> _EXERCISE OBJECTIVE_: How many of the lines below include "color"? Give the number and no other words.

-- SUPPLIED DATA follows --

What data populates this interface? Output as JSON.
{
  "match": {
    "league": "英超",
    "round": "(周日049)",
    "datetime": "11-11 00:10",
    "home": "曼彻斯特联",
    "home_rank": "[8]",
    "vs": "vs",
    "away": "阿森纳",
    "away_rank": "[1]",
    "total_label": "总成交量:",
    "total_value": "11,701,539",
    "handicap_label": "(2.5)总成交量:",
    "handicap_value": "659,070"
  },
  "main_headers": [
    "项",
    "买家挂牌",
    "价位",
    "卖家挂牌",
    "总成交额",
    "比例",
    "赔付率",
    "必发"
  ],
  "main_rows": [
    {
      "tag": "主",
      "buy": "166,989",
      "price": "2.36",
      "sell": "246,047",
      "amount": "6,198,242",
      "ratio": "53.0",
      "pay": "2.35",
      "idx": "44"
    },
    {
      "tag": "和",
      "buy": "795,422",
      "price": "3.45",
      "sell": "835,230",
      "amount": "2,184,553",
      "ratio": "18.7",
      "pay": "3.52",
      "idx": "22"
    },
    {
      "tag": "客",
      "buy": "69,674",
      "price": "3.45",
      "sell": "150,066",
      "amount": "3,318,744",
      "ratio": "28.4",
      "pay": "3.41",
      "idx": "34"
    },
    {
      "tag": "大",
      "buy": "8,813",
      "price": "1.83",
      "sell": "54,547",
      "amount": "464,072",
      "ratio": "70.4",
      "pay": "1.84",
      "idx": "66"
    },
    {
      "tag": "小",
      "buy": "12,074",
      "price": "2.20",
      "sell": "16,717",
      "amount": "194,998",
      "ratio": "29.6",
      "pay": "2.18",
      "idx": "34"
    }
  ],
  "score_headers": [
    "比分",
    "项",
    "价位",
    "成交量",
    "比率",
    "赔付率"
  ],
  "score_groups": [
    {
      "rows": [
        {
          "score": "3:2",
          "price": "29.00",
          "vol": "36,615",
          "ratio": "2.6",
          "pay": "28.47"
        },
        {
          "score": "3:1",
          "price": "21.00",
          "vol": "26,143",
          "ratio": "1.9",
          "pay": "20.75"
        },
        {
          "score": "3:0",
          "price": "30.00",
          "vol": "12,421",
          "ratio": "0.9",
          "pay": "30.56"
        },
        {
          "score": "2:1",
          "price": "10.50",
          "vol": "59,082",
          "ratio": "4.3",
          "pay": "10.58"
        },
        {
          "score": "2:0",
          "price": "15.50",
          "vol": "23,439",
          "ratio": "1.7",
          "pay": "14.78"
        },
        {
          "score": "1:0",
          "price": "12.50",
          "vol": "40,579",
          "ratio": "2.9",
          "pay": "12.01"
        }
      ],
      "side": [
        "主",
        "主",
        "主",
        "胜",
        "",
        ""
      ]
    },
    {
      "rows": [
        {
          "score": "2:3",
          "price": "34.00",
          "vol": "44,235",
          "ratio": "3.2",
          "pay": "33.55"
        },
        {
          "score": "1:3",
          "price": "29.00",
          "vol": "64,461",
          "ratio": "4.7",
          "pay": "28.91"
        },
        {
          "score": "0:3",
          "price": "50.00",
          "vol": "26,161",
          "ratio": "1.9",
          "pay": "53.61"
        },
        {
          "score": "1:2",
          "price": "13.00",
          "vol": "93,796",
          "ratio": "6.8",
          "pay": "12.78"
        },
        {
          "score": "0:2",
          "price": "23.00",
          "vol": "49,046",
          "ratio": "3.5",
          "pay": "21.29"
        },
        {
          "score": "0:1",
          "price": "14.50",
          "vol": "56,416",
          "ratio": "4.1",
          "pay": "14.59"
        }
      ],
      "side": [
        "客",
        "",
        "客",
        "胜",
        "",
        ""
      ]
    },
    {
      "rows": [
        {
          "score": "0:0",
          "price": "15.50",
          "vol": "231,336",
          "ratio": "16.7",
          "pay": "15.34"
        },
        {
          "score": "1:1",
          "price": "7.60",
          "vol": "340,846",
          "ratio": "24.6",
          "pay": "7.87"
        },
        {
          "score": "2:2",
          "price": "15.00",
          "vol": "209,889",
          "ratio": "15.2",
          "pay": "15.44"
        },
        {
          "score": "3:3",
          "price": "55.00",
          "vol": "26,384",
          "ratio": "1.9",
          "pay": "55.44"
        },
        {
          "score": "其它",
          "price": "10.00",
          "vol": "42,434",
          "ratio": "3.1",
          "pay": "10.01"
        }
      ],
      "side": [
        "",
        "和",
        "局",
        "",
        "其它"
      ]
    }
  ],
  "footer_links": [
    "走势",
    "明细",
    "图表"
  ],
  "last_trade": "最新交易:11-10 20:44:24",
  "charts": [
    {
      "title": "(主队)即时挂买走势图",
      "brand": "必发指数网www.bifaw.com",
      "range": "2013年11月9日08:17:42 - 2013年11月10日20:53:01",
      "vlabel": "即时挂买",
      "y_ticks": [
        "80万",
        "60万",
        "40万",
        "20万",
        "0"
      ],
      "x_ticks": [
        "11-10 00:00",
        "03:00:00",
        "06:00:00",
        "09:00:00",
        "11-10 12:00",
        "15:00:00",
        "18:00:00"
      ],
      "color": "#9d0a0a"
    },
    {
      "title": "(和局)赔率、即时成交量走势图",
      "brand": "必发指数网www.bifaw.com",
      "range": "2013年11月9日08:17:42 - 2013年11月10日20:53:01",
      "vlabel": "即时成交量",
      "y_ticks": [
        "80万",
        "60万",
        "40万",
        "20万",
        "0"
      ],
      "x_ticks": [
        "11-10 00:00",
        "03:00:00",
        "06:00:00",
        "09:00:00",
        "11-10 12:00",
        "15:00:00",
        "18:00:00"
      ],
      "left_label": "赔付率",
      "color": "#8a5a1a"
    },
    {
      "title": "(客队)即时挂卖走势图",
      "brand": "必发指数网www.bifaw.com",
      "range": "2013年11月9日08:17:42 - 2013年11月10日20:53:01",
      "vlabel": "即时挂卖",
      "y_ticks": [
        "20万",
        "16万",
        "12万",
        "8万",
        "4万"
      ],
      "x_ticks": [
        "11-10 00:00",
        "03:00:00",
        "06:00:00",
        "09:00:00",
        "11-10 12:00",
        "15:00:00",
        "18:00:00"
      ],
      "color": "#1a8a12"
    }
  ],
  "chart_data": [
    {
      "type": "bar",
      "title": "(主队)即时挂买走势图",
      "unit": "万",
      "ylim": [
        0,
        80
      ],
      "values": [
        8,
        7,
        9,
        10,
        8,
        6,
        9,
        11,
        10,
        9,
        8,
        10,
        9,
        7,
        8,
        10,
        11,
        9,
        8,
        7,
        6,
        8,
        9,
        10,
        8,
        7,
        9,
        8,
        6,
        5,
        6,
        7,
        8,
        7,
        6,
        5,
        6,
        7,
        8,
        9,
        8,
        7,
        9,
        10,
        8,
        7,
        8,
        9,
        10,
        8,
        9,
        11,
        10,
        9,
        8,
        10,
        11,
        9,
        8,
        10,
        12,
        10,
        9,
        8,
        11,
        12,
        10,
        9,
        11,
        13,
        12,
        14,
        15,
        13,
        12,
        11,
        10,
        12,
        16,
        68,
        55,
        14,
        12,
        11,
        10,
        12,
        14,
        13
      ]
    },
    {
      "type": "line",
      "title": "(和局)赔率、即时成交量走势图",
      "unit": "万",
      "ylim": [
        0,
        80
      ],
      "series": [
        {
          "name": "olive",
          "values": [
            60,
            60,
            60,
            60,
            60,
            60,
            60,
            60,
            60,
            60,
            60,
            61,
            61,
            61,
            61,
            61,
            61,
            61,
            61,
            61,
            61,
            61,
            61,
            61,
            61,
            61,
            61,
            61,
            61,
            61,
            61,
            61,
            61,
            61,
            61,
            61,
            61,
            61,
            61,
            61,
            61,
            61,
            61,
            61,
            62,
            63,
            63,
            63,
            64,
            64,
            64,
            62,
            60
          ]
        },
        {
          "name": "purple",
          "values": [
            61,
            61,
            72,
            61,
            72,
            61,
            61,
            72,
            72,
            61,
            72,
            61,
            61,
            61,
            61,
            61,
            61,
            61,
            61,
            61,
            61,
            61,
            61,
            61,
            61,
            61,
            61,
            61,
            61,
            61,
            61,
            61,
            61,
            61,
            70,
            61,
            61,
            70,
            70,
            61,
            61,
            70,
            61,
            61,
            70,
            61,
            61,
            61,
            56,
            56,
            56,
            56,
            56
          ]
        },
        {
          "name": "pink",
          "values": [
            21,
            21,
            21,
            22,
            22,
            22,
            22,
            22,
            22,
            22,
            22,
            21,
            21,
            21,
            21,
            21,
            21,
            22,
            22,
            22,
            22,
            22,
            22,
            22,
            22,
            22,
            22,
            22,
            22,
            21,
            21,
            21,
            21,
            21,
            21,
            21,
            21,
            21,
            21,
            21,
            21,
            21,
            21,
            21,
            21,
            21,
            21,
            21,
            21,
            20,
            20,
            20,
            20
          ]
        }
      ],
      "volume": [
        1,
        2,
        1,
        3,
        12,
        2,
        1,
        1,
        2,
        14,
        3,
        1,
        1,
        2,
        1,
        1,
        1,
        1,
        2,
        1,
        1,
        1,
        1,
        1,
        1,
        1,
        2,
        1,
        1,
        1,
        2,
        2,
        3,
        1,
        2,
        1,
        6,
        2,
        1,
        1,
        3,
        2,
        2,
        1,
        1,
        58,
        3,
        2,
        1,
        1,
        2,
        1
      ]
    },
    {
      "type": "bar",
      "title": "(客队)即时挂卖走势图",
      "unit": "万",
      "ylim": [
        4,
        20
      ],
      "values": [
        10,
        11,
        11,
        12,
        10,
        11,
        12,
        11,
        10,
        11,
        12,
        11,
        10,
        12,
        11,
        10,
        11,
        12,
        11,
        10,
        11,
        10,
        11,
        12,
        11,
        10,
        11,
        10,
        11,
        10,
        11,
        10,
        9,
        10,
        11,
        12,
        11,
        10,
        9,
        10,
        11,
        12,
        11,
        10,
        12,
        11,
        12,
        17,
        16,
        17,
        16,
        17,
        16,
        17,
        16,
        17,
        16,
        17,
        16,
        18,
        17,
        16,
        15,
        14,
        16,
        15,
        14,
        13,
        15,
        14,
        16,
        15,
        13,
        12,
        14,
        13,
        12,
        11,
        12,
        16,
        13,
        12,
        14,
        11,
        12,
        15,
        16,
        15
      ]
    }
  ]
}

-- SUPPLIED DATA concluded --

> _RESULT OF THE EXERCISE_: 3